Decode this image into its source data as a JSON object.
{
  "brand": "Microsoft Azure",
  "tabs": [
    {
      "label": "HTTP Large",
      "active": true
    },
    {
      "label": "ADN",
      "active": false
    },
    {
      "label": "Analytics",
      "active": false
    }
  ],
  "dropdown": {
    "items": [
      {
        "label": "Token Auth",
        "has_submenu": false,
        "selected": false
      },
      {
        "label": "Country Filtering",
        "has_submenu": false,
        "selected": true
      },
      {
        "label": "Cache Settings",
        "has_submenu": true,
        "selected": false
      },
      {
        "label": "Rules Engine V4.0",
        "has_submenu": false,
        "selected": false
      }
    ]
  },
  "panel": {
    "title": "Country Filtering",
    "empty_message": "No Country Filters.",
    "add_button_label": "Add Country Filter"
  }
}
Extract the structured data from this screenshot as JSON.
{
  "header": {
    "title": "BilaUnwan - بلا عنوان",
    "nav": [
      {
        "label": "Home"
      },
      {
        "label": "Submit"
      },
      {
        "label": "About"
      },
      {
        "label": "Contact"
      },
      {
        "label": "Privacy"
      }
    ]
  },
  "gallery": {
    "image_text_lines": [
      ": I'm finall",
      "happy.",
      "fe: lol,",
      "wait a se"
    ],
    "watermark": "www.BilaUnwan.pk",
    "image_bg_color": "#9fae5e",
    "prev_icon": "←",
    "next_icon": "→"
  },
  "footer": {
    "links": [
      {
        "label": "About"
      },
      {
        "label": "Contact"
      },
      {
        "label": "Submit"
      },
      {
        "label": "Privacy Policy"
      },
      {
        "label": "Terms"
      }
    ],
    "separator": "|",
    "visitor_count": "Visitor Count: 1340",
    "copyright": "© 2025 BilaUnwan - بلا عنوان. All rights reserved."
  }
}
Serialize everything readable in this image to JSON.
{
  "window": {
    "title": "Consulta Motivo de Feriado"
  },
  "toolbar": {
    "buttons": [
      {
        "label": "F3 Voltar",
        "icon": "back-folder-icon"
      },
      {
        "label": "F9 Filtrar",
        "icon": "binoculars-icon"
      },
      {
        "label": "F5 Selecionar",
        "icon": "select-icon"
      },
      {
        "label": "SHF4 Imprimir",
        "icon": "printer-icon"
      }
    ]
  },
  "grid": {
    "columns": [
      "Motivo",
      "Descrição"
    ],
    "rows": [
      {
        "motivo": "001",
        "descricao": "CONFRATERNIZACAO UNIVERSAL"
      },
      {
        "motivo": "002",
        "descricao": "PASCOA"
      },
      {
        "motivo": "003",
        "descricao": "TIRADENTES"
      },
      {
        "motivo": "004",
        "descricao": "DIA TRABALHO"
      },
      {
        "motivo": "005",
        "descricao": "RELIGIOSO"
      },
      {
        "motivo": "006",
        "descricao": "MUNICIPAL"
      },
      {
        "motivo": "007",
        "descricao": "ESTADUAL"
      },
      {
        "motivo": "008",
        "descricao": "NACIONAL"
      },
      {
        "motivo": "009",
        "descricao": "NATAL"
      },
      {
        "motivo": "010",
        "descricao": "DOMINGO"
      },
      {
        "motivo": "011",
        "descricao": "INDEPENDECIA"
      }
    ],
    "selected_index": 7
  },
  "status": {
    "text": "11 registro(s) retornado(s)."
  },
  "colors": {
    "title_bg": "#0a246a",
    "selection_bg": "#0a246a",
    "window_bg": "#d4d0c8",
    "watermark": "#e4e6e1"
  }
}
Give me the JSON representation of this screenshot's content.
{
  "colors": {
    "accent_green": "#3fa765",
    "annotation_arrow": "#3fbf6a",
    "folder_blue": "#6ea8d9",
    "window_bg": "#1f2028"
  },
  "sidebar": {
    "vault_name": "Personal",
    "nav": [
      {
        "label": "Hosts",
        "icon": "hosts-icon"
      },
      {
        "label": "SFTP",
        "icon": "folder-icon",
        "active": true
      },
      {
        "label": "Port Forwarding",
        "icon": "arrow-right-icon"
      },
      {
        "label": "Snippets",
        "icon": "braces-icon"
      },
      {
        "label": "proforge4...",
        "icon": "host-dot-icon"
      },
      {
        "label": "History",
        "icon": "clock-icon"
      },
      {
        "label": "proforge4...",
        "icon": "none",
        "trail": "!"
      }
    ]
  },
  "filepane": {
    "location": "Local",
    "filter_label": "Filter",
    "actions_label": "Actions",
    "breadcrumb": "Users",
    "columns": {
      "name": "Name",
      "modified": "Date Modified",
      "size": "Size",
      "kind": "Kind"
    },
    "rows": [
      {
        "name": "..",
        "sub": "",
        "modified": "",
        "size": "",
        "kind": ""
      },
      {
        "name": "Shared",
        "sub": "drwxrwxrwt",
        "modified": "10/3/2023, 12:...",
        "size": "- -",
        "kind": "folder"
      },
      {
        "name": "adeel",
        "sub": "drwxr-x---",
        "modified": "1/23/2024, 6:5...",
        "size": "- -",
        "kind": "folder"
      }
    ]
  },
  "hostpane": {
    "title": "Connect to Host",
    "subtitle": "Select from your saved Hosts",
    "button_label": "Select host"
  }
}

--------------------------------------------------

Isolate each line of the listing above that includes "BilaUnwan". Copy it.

● REPLY TO THE TASK:
    "title": "BilaUnwan - بلا عنوان",
    "watermark": "www.BilaUnwan.pk",
    "copyright": "© 2025 BilaUnwan - بلا عنوان. All rights reserved."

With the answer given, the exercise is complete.